I am strongly relying on Todoist for organizing all my todo’s – freelancing work, privat as well as my studies. So far I am happy with the workflow even though I haven’t tried Wunderlist yet. I am using the pro version since it offers you to add reminders

But I noticed that it takes some time to get to know all the little tricks and shortcuts which help you to just “get there faster” when creating, updating or managing tasks in the app. I just wanted to give a quick reference guide for features I found very helpful (and sometimes had a hard time to find out about)

Quick Task Assignments

When creating new tasks (Hint: Shortcut is Q) you can use short codes:

  • To set a due date you can use task descriptions like: today, tomorrow, every friday, next month
  • To add a label (which are just tags for tasks) use the @ symbol for that. I use labels for categorizing my tasks into Collaboration (where I have to do phone calls or write an email) or sort my work into coding or administration tasks
  • To assign a task to a project use the #-symbol: Do laundry #Household, Code something #Work. Note: If you don’t specify a project it will be created in the project where you are right now or in your inbox
  • For a quick priorisation of tasks use the double exclamation mark. So for example “!!1” gives the task priority 1.

Note: Some of the quick assignment “short codes” are not available in the android app yet. I filed in a feature request about that since I predominantly use the app to create tasks.

Hierarchical Tasks

With Todoist you are able to create subtasks. This is very helpful when making list for things to buy or for packing lists. The parent task won’t be marked as finished until all its subtasks are finished as well.
So I use such sub tasks for example when packing for a holiday: I create a task “Holiday Packing” under my “Private” project and assign subtasks for each item I want to take (you can intend a subtask with the arrow on top of the text edit line)

So that’s it for now.
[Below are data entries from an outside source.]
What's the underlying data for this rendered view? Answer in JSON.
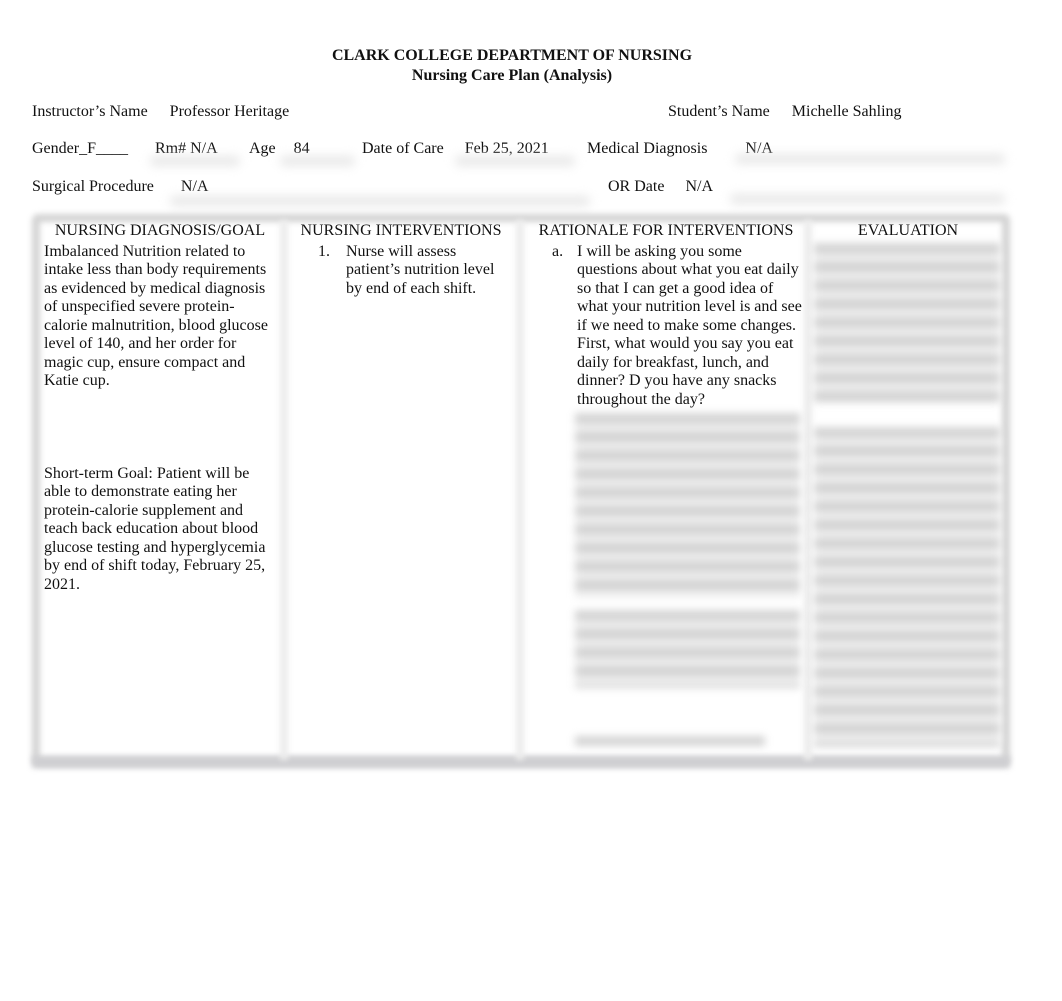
{
  "header": {
    "institution": "CLARK COLLEGE DEPARTMENT OF NURSING",
    "document_title": "Nursing Care Plan (Analysis)"
  },
  "fields": {
    "instructor_label": "Instructor’s Name",
    "instructor_value": "Professor Heritage",
    "student_label": "Student’s Name",
    "student_value": "Michelle Sahling",
    "gender": "Gender_F____",
    "room_label": "Rm#",
    "room_value": "N/A",
    "age_label": "Age",
    "age_value": "84",
    "date_of_care_label": "Date of Care",
    "date_of_care_value": "Feb 25, 2021",
    "medical_diagnosis_label": "Medical Diagnosis",
    "medical_diagnosis_value": "N/A",
    "surgical_procedure_label": "Surgical Procedure",
    "surgical_procedure_value": "N/A",
    "or_date_label": "OR Date",
    "or_date_value": "N/A"
  },
  "table": {
    "headers": [
      "NURSING DIAGNOSIS/GOAL",
      "NURSING INTERVENTIONS",
      "RATIONALE FOR INTERVENTIONS",
      "EVALUATION"
    ],
    "diagnosis": {
      "text": "Imbalanced Nutrition related to intake less than body requirements as evidenced by medical diagnosis of unspecified severe protein-calorie malnutrition, blood glucose level of 140, and her order for magic cup, ensure compact and Katie cup.",
      "short_term_goal": "Short-term Goal: Patient will be able to demonstrate eating her protein-calorie supplement and teach back education about blood glucose testing and hyperglycemia by end of shift today, February 25, 2021."
    },
    "interventions": [
      {
        "marker": "1.",
        "text": "Nurse will assess patient’s nutrition level by end of each shift."
      }
    ],
    "rationale": [
      {
        "marker": "a.",
        "text": "I will be asking you some questions about what you eat daily so that I can get a good idea of what your nutrition level is and see if we need to make some changes. First, what would you say you eat daily for breakfast, lunch, and dinner? D you have any snacks throughout the day?"
      }
    ]
  }
}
I’ll try to extend this guide if I find more interesting tricks.

PySide/ PyQt

PySide/ PyQt Statusbar with colored Popup

I recently wrote an PySide UI where I needed Feedback for the user when an exception occured. I did not catch the underlying functions in any special way and just let them propagate to the top. But since the command line was hidden I looked for a way to make those exceptions visible to the user – and especially in a readable and noticable way.

So I implemented this Statusbar. Nothing fancy and coded real quick but maybe it helps someone else

<pre>from PySide import QtGui, QtCore

class ExceptionStatusBar(QtGui.QStatusBar):
    EXCEPTION_COLOR = QtGui.QColor("red")

    def __init__(self, level, **kwargs):
        super(ExceptionStatusBar, self).__init__(**kwargs)

        # Prepare background

        # Insert exception hook
        import sys
        sys.excepthook = self.create_excepthook(sys.excepthook)

    # Background Property
    # -----------------

    def set_color(self, color):
        self.setStyleSheet("background-color: rgb({0}, {1}, {2});"
                           .format(color.red(), color.green(), color.blue()))

    def get_color(self):
        # Will not be used
        return self.palette().color(QtGui.QPalette.Background)

    backgroundColor = QtCore.Property(QtGui.QColor, get_color, set_color)

    def create_excepthook(self, sys_hook):
        def custom_hook(exc_type, exc_value, tb):
            self.handle_exception(exc_type, exc_value)
            return sys_hook(exc_type, exc_value, tb)

        return custom_hook

    def handle_exception(self, exc_type, msg):
        # Need to make it a property of the instance instead it is garbage collected
        self._anim = QtCore.QPropertyAnimation(self, "backgroundColor")

        # Actually showing the message
        self.showMessage("{0}: {1}".format(exc_type.__name__, msg), timeout=2000)


By inserting my own excepthook in the sys.excepthook I get access to all Exceptions that will eventually happen. The QPropertyAnimation animates the Background Color.